▶ **WORK TASK**
Could you return, exactly as written, every line from the one containing "Enumerate this screenshot's" through the last line of the entries below, leaving out the pictures?

Component data from apps and pages:
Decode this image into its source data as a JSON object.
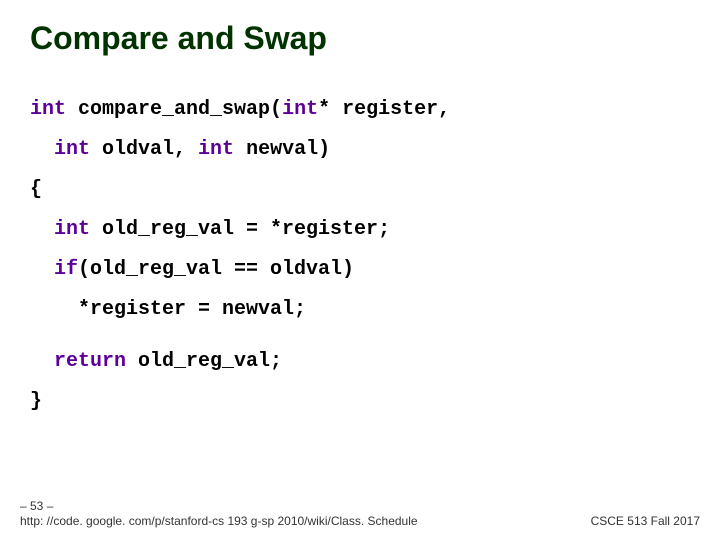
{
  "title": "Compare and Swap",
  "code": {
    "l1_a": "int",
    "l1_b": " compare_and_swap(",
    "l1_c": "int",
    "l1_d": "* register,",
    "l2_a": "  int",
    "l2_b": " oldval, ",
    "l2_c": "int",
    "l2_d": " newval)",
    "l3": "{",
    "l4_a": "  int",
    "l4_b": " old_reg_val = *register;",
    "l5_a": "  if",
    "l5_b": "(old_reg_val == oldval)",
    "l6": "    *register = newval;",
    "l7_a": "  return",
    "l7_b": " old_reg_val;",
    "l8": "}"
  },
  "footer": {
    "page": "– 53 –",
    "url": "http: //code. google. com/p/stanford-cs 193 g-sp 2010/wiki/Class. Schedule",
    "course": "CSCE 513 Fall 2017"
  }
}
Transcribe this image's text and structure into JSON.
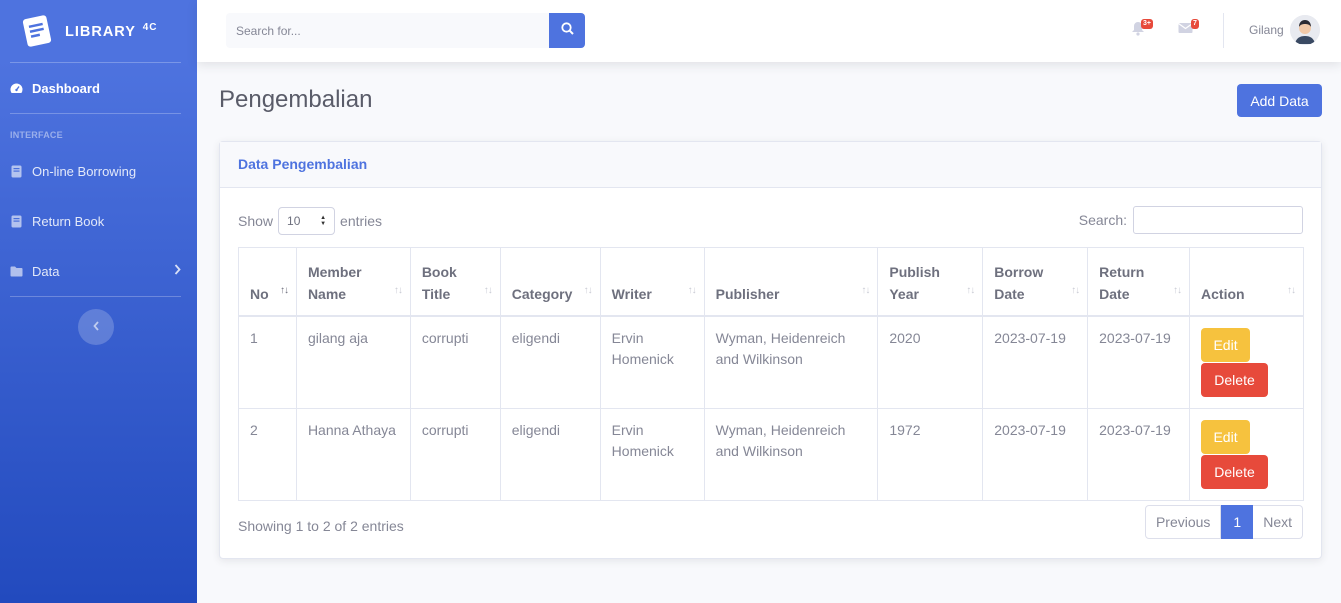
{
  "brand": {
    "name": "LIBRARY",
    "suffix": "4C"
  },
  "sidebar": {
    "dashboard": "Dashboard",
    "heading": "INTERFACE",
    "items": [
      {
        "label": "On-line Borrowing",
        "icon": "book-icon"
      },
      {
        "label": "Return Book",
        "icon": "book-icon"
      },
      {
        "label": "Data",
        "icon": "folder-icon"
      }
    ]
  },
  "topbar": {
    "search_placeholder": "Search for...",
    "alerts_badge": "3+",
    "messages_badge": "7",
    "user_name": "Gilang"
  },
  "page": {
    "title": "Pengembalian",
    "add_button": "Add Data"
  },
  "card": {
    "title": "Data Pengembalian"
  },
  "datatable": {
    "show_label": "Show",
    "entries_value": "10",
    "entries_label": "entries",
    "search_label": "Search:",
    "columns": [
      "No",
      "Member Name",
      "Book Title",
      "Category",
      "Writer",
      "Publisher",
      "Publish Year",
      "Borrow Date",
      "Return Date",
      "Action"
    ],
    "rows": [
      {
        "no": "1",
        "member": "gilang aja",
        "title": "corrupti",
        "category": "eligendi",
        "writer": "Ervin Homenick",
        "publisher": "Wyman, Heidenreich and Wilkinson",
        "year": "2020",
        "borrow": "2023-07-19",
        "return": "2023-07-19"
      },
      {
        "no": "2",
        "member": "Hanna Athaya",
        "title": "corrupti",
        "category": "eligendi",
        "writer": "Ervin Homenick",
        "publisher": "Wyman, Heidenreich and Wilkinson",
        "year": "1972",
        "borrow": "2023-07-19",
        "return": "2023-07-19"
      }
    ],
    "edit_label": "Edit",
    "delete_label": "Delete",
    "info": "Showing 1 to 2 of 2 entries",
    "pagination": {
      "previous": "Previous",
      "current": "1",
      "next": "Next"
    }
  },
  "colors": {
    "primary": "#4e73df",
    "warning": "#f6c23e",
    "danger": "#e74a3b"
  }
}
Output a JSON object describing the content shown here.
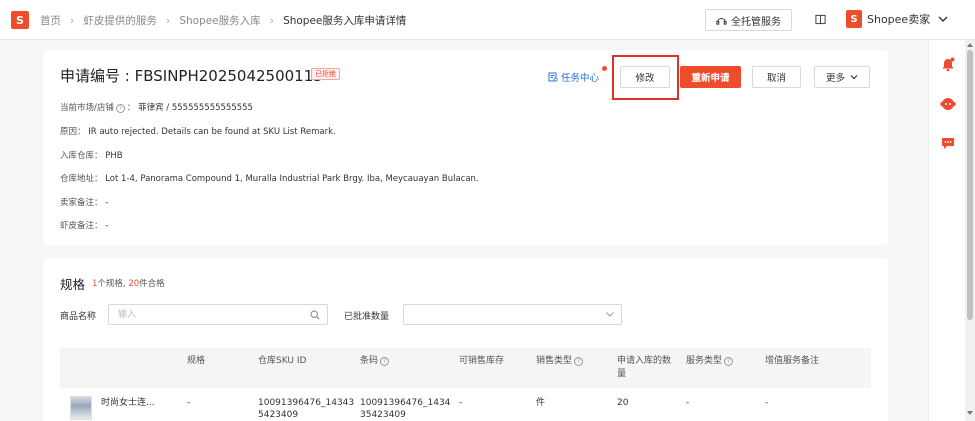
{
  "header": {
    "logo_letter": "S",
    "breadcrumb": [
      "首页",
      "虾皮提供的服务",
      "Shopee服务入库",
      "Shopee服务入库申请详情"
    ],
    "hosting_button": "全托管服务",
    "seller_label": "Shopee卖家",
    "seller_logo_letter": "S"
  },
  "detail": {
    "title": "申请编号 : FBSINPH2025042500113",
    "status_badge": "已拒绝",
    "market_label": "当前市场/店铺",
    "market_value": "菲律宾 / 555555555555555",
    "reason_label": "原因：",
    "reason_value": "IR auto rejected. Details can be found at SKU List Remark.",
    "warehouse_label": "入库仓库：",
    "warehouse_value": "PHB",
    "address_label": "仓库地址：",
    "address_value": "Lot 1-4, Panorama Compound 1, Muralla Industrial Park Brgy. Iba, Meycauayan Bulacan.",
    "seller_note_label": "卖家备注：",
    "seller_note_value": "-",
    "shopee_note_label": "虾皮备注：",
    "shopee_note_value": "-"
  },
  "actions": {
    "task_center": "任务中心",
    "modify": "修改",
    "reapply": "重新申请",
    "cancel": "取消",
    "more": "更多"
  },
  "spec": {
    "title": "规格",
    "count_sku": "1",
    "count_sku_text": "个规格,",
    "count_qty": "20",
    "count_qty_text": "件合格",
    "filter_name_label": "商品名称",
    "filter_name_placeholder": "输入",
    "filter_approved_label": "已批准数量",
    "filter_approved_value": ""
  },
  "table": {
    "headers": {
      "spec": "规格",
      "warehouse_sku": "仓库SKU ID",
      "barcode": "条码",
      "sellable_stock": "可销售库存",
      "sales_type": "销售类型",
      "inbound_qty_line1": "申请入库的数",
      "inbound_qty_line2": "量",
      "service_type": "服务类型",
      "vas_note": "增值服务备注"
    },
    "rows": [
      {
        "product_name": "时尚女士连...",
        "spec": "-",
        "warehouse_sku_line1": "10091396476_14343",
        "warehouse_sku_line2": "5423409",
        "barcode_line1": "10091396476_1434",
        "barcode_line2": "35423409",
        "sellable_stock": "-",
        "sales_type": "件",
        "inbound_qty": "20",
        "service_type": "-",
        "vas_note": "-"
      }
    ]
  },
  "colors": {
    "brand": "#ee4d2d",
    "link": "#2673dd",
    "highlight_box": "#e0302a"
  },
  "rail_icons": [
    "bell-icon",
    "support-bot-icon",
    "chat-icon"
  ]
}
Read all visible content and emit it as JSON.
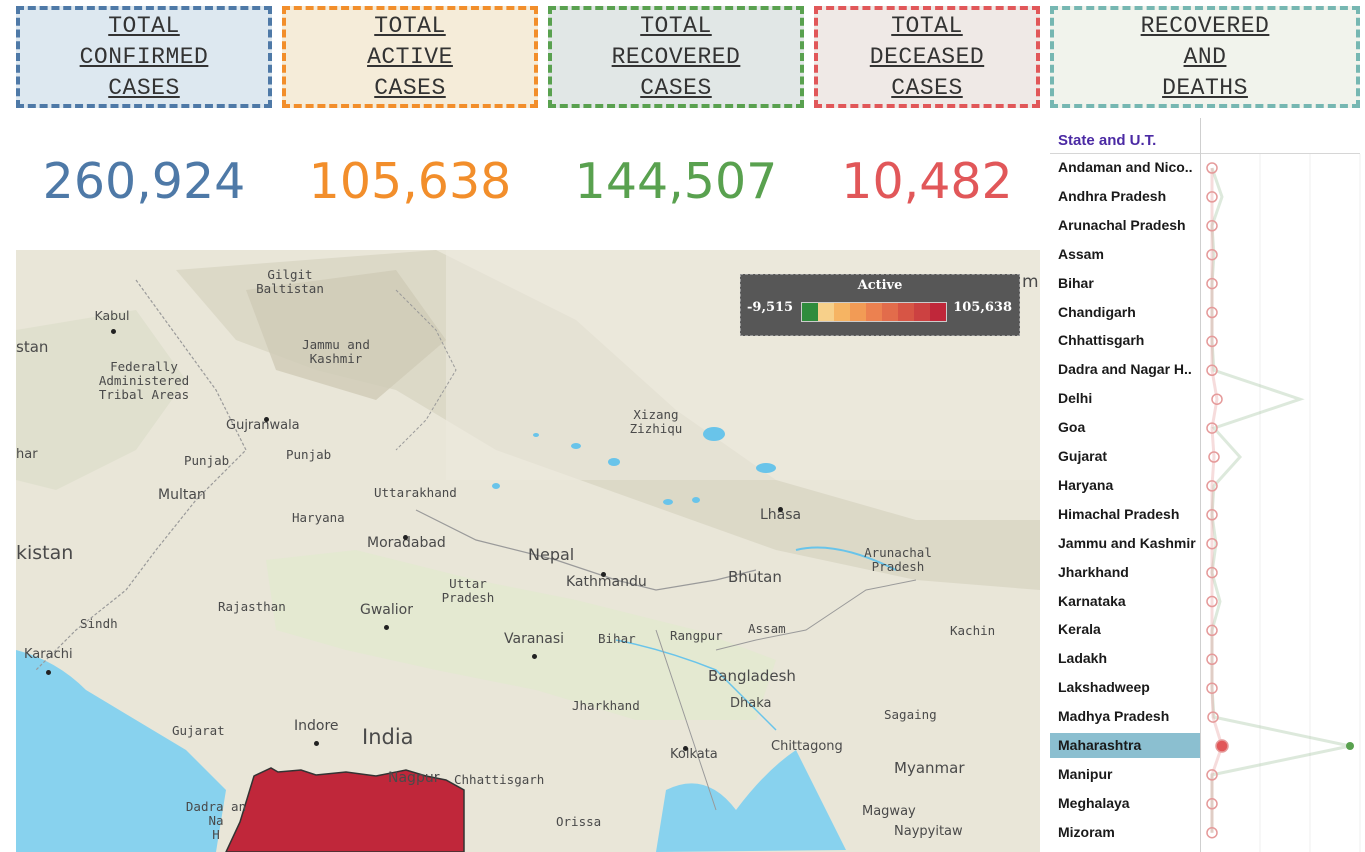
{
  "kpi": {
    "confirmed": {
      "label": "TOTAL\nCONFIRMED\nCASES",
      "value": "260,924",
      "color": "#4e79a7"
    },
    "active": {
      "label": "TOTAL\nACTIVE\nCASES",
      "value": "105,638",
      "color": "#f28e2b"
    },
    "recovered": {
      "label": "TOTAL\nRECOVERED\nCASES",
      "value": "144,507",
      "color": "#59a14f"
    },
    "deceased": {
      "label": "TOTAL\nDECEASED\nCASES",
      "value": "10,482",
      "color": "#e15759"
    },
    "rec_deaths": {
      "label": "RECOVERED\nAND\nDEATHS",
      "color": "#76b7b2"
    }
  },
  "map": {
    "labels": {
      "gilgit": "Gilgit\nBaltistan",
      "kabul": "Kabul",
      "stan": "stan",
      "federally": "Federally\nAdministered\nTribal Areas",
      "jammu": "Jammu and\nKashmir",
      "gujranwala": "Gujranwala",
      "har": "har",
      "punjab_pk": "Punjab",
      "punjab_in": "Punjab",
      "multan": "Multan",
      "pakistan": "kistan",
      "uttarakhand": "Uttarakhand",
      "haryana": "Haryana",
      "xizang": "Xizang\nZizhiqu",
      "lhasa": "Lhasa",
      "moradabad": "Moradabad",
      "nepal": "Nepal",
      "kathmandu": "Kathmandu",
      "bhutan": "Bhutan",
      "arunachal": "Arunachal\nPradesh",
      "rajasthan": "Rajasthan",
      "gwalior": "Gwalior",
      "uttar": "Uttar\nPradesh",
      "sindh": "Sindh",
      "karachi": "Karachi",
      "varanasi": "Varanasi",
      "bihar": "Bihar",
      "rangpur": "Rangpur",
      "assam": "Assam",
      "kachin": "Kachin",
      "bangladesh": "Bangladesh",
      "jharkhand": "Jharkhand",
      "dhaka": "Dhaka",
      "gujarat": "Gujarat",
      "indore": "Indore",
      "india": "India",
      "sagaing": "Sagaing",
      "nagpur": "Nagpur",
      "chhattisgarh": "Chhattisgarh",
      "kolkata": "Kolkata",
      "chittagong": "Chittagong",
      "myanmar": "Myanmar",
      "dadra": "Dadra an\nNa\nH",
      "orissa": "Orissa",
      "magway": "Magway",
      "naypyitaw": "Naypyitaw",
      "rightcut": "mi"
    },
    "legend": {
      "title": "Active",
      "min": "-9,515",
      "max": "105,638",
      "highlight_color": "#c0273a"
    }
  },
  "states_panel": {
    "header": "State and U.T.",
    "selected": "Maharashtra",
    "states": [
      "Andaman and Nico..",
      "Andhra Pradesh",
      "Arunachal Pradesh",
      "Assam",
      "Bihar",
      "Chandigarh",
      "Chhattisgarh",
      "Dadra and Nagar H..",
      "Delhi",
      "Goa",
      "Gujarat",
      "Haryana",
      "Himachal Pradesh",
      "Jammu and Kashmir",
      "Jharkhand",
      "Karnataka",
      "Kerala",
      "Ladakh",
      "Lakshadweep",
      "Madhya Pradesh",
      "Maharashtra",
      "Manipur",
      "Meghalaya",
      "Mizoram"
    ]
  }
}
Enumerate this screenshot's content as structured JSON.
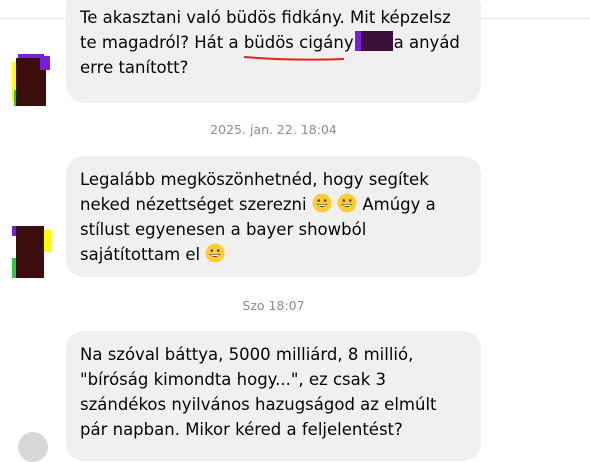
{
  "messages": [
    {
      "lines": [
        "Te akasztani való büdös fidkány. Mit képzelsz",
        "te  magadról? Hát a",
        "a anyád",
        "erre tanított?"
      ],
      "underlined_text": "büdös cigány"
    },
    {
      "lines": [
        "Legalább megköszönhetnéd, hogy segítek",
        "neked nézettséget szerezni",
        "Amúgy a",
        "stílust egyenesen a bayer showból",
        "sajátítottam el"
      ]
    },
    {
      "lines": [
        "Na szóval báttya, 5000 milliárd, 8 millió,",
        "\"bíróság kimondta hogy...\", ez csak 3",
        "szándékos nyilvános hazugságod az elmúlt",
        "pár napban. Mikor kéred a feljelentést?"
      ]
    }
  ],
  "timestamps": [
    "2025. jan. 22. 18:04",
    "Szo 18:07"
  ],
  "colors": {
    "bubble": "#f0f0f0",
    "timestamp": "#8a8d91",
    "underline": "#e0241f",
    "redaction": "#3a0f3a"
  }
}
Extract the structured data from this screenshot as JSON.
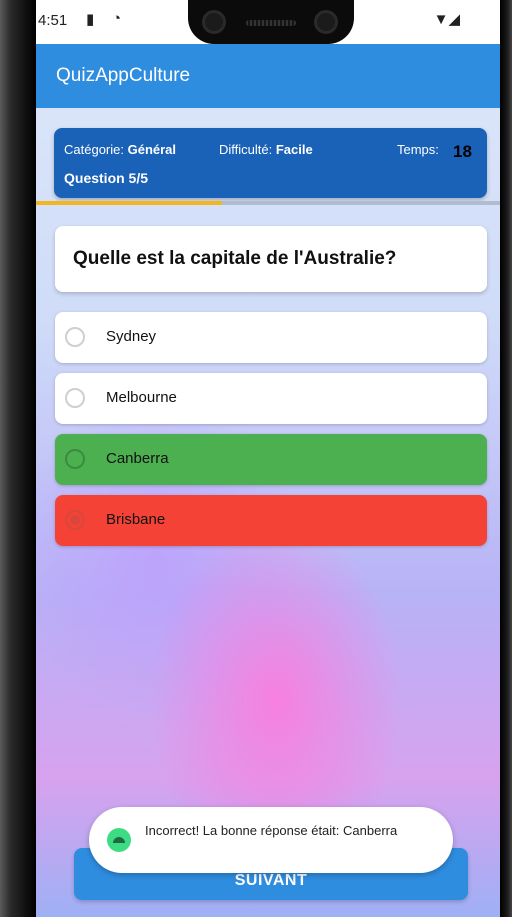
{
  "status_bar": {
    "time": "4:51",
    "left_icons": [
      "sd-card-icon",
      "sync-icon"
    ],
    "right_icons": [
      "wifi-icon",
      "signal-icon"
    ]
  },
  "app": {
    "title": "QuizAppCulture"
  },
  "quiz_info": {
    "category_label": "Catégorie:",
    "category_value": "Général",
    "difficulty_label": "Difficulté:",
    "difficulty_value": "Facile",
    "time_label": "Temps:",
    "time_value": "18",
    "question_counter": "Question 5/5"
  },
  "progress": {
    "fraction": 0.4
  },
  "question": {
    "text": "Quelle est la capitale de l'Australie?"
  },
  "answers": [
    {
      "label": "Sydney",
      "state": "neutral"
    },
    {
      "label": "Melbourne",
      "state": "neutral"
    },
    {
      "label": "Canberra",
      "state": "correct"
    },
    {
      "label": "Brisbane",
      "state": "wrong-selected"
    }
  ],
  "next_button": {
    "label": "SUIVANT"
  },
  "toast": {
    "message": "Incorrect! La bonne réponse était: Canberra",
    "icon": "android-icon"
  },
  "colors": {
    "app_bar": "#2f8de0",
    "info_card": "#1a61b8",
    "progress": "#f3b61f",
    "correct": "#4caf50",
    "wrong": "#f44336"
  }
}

▶ **THE ANSWER**
Enumerate this screenshot's content as structured JSON.
{
  "messages": [
    {
      "lines": [
        "Te akasztani való büdös fidkány. Mit képzelsz",
        "te  magadról? Hát a",
        "a anyád",
        "erre tanított?"
      ],
      "underlined_text": "büdös cigány"
    },
    {
      "lines": [
        "Legalább megköszönhetnéd, hogy segítek",
        "neked nézettséget szerezni",
        "Amúgy a",
        "stílust egyenesen a bayer showból",
        "sajátítottam el"
      ]
    },
    {
      "lines": [
        "Na szóval báttya, 5000 milliárd, 8 millió,",
        "\"bíróság kimondta hogy...\", ez csak 3",
        "szándékos nyilvános hazugságod az elmúlt",
        "pár napban. Mikor kéred a feljelentést?"
      ]
    }
  ],
  "timestamps": [
    "2025. jan. 22. 18:04",
    "Szo 18:07"
  ],
  "colors": {
    "bubble": "#f0f0f0",
    "timestamp": "#8a8d91",
    "underline": "#e0241f",
    "redaction": "#3a0f3a"
  }
}
Extract the structured data from this screenshot as JSON.
{
  "status_bar": {
    "time": "4:51",
    "left_icons": [
      "sd-card-icon",
      "sync-icon"
    ],
    "right_icons": [
      "wifi-icon",
      "signal-icon"
    ]
  },
  "app": {
    "title": "QuizAppCulture"
  },
  "quiz_info": {
    "category_label": "Catégorie:",
    "category_value": "Général",
    "difficulty_label": "Difficulté:",
    "difficulty_value": "Facile",
    "time_label": "Temps:",
    "time_value": "18",
    "question_counter": "Question 5/5"
  },
  "progress": {
    "fraction": 0.4
  },
  "question": {
    "text": "Quelle est la capitale de l'Australie?"
  },
  "answers": [
    {
      "label": "Sydney",
      "state": "neutral"
    },
    {
      "label": "Melbourne",
      "state": "neutral"
    },
    {
      "label": "Canberra",
      "state": "correct"
    },
    {
      "label": "Brisbane",
      "state": "wrong-selected"
    }
  ],
  "next_button": {
    "label": "SUIVANT"
  },
  "toast": {
    "message": "Incorrect! La bonne réponse était: Canberra",
    "icon": "android-icon"
  },
  "colors": {
    "app_bar": "#2f8de0",
    "info_card": "#1a61b8",
    "progress": "#f3b61f",
    "correct": "#4caf50",
    "wrong": "#f44336"
  }
}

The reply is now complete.